Mason County Sheriff Greg Powers reported once the tractor was struck, it rolled over, causing the fatal injuries. The victim had not been officially identified at press time pending notification of his family. The driver of the car was also injured and taken by air medical helicopter to a local trauma center for treatment of their injuries. The driver also had not yet been identified as of press time.
The Mason County Post of the West Virginia State Police is investigating the crash. Sgt. T.S. Mills told members of the media on Wednesday the driver of the vehicle was driving at a “fast” rate of speed in a non-passing zone and this appeared to be a direct cause of the fatality.
Troopers were recreating the accident scene to get a more accurate depiction of what occurred. The accident reportedly took place on a section of U.S 35 which remains two lanes near Kay Lane.
Due to the nature of the accident, the cleanup and recreating the accident scene, traffic on U.S. 35 was backed up for miles and hours. Motorists were asked to use traffic detours at Henderson and the Buffalo Bridge to avoid the area. The road reopened around 7 p.m. on Wednesday, according to Ernie Watterson, Mason County supervisor for the West Virginia Division of Highways.
The 14.6 miles of U.S. 35 that remain two lanes through Mason and Putnam county have been one of the most talked about stretches of road in the state - certainly in Mason County. This accident will no doubt add fuel to that debate.

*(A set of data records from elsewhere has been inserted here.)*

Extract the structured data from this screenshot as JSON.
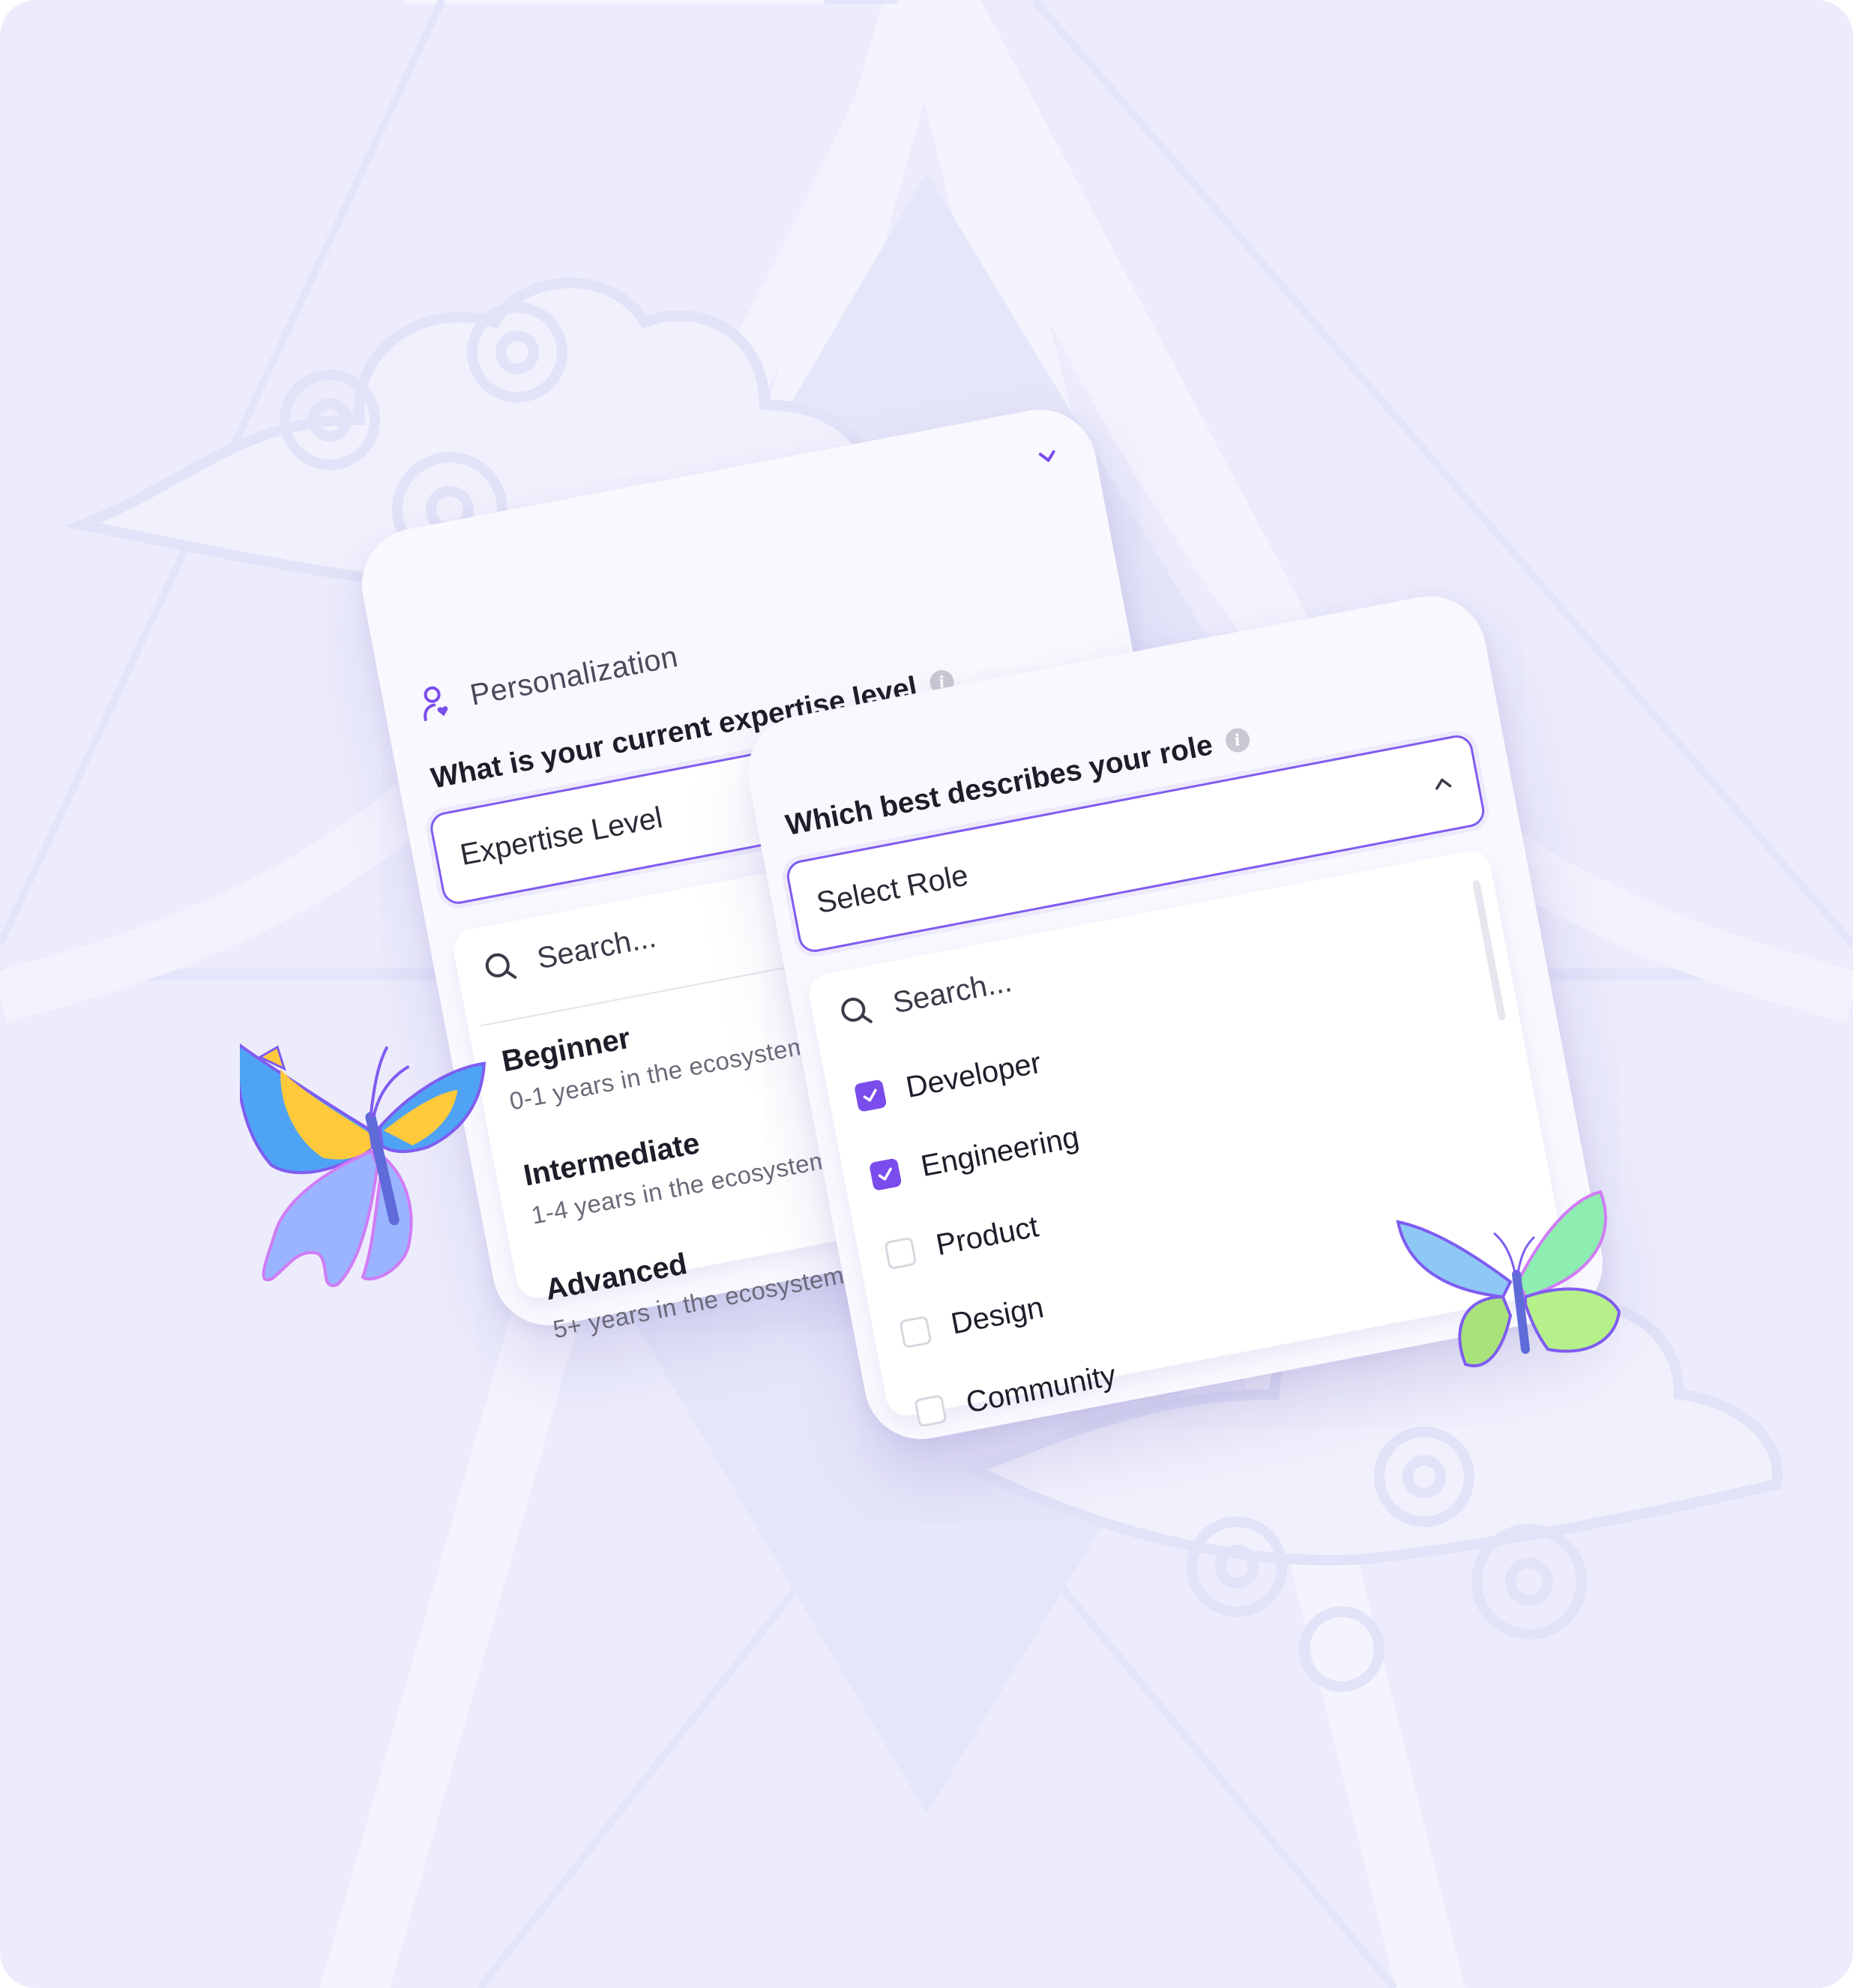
{
  "expertise_card": {
    "section_title": "Personalization",
    "question": "What is your current expertise level",
    "select_placeholder": "Expertise Level",
    "search_placeholder": "Search...",
    "options": [
      {
        "title": "Beginner",
        "subtitle": "0-1 years in the ecosystem"
      },
      {
        "title": "Intermediate",
        "subtitle": "1-4 years in the ecosystem"
      },
      {
        "title": "Advanced",
        "subtitle": "5+ years in the ecosystem"
      }
    ]
  },
  "role_card": {
    "question": "Which best describes your role",
    "select_placeholder": "Select Role",
    "search_placeholder": "Search...",
    "options": [
      {
        "label": "Developer",
        "checked": true
      },
      {
        "label": "Engineering",
        "checked": true
      },
      {
        "label": "Product",
        "checked": false
      },
      {
        "label": "Design",
        "checked": false
      },
      {
        "label": "Community",
        "checked": false
      }
    ]
  },
  "icons": {
    "info": "i"
  },
  "colors": {
    "background": "#ECECFC",
    "accent": "#7F5CF0",
    "checkbox_checked": "#7A4CEB",
    "card": "#F8F8FE"
  }
}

Residents, local legislators and the county commission have all contacted Gov. Earl Ray Tomblin about help with finishing the road, minus tolls, since the passage of Senate Bill 190 (the public-private partnership bill) passed into law on July 1, 2013. SB 190 allows the state highway commissioner to approve public road projects without legislative approval — these projects would then be subject to financing and construction via a private company if that company meets all the requirements contained in the law.
Last summer, Amy Goodwin, director of communications for Tomblin’s office, confirmed the state was proceeding with the purchase of the remaining right-of-ways along the 14-mile stretch of U.S. 35 which is two lanes through Mason and Putnam counties. In addition, Goodwin said the state was also looking at alternatives to funding this completion “absent tolls.” Late last year, West Virginia Commissioner of Highways Paul Mattox said the division of highways was looking to move forward on its latest six-year program which included various highway projects of which the completion of U.S. 35 was one.
Still, no announcements about the road’s final completion have been made.